## Task directions
Go through the entries below and copy every line that holds the word "icon".

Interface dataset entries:
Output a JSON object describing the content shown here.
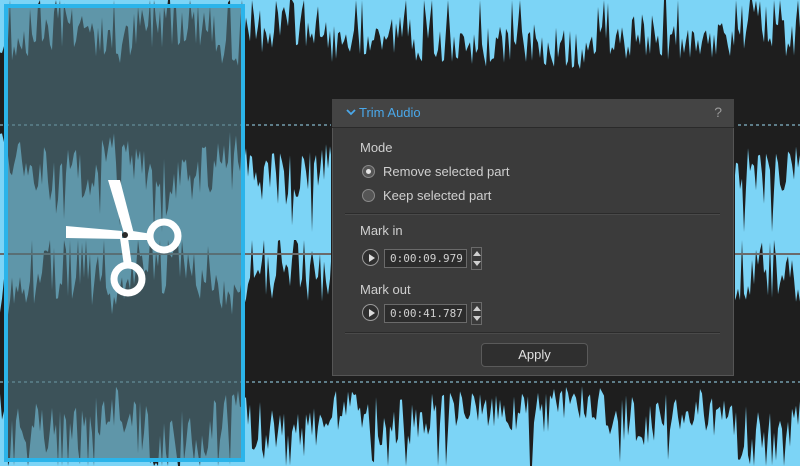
{
  "waveform": {
    "background_color": "#7cd4f6",
    "wave_color": "#1e1e1e",
    "selection_color": "#2bb4ea",
    "selection_fill": "#5f8f9e",
    "cut_icon": "scissors-icon"
  },
  "panel": {
    "title": "Trim Audio",
    "collapse_icon": "chevron-down-icon",
    "help_label": "?",
    "mode_label": "Mode",
    "options": [
      {
        "label": "Remove selected part",
        "selected": true
      },
      {
        "label": "Keep selected part",
        "selected": false
      }
    ],
    "mark_in": {
      "label": "Mark in",
      "value": "0:00:09.979"
    },
    "mark_out": {
      "label": "Mark out",
      "value": "0:00:41.787"
    },
    "apply_label": "Apply",
    "accent_color": "#4aa8ea"
  }
}
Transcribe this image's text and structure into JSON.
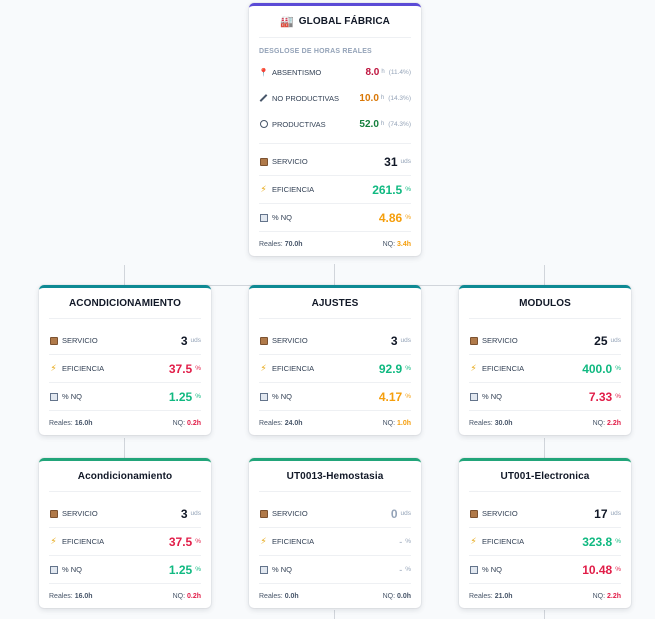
{
  "global": {
    "title": "GLOBAL FÁBRICA",
    "title_icon": "factory-icon",
    "subtitle": "DESGLOSE DE HORAS REALES",
    "hours": [
      {
        "label": "ABSENTISMO",
        "value": "8.0",
        "unit": "h",
        "pct": "(11.4%)",
        "icon": "pin-icon",
        "color": "#be123c"
      },
      {
        "label": "NO PRODUCTIVAS",
        "value": "10.0",
        "unit": "h",
        "pct": "(14.3%)",
        "icon": "wrench-icon",
        "color": "#d97706"
      },
      {
        "label": "PRODUCTIVAS",
        "value": "52.0",
        "unit": "h",
        "pct": "(74.3%)",
        "icon": "gear-icon",
        "color": "#15803d"
      }
    ],
    "servicio": {
      "label": "SERVICIO",
      "value": "31",
      "unit": "uds"
    },
    "eficiencia": {
      "label": "EFICIENCIA",
      "value": "261.5",
      "unit": "%"
    },
    "nq": {
      "label": "% NQ",
      "value": "4.86",
      "unit": "%"
    },
    "footer": {
      "reales_label": "Reales:",
      "reales_value": "70.0h",
      "nq_label": "NQ:",
      "nq_value": "3.4h"
    }
  },
  "areas": [
    {
      "title": "ACONDICIONAMIENTO",
      "servicio": {
        "label": "SERVICIO",
        "value": "3",
        "unit": "uds"
      },
      "eficiencia": {
        "label": "EFICIENCIA",
        "value": "37.5",
        "unit": "%"
      },
      "nq": {
        "label": "% NQ",
        "value": "1.25",
        "unit": "%"
      },
      "footer": {
        "reales_label": "Reales:",
        "reales_value": "16.0h",
        "nq_label": "NQ:",
        "nq_value": "0.2h"
      }
    },
    {
      "title": "AJUSTES",
      "servicio": {
        "label": "SERVICIO",
        "value": "3",
        "unit": "uds"
      },
      "eficiencia": {
        "label": "EFICIENCIA",
        "value": "92.9",
        "unit": "%"
      },
      "nq": {
        "label": "% NQ",
        "value": "4.17",
        "unit": "%"
      },
      "footer": {
        "reales_label": "Reales:",
        "reales_value": "24.0h",
        "nq_label": "NQ:",
        "nq_value": "1.0h"
      }
    },
    {
      "title": "MODULOS",
      "servicio": {
        "label": "SERVICIO",
        "value": "25",
        "unit": "uds"
      },
      "eficiencia": {
        "label": "EFICIENCIA",
        "value": "400.0",
        "unit": "%"
      },
      "nq": {
        "label": "% NQ",
        "value": "7.33",
        "unit": "%"
      },
      "footer": {
        "reales_label": "Reales:",
        "reales_value": "30.0h",
        "nq_label": "NQ:",
        "nq_value": "2.2h"
      }
    }
  ],
  "lines": [
    {
      "title": "Acondicionamiento",
      "servicio": {
        "label": "SERVICIO",
        "value": "3",
        "unit": "uds"
      },
      "eficiencia": {
        "label": "EFICIENCIA",
        "value": "37.5",
        "unit": "%"
      },
      "nq": {
        "label": "% NQ",
        "value": "1.25",
        "unit": "%"
      },
      "footer": {
        "reales_label": "Reales:",
        "reales_value": "16.0h",
        "nq_label": "NQ:",
        "nq_value": "0.2h"
      }
    },
    {
      "title": "UT0013-Hemostasia",
      "servicio": {
        "label": "SERVICIO",
        "value": "0",
        "unit": "uds"
      },
      "eficiencia": {
        "label": "EFICIENCIA",
        "value": "-",
        "unit": "%"
      },
      "nq": {
        "label": "% NQ",
        "value": "-",
        "unit": "%"
      },
      "footer": {
        "reales_label": "Reales:",
        "reales_value": "0.0h",
        "nq_label": "NQ:",
        "nq_value": "0.0h"
      }
    },
    {
      "title": "UT001-Electronica",
      "servicio": {
        "label": "SERVICIO",
        "value": "17",
        "unit": "uds"
      },
      "eficiencia": {
        "label": "EFICIENCIA",
        "value": "323.8",
        "unit": "%"
      },
      "nq": {
        "label": "% NQ",
        "value": "10.48",
        "unit": "%"
      },
      "footer": {
        "reales_label": "Reales:",
        "reales_value": "21.0h",
        "nq_label": "NQ:",
        "nq_value": "2.2h"
      }
    }
  ],
  "colors": {
    "global_accent": "#5b4bd6",
    "area_accent": "#0e8a94",
    "line_accent": "#22a57a",
    "good": "#10b981",
    "warn": "#f59e0b",
    "bad": "#e11d48"
  }
}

## Reply to the exercise
    "cut_icon": "scissors-icon"
    "collapse_icon": "chevron-down-icon",
    "title_icon": "factory-icon",
        "icon": "pin-icon",
        "icon": "wrench-icon",
        "icon": "gear-icon",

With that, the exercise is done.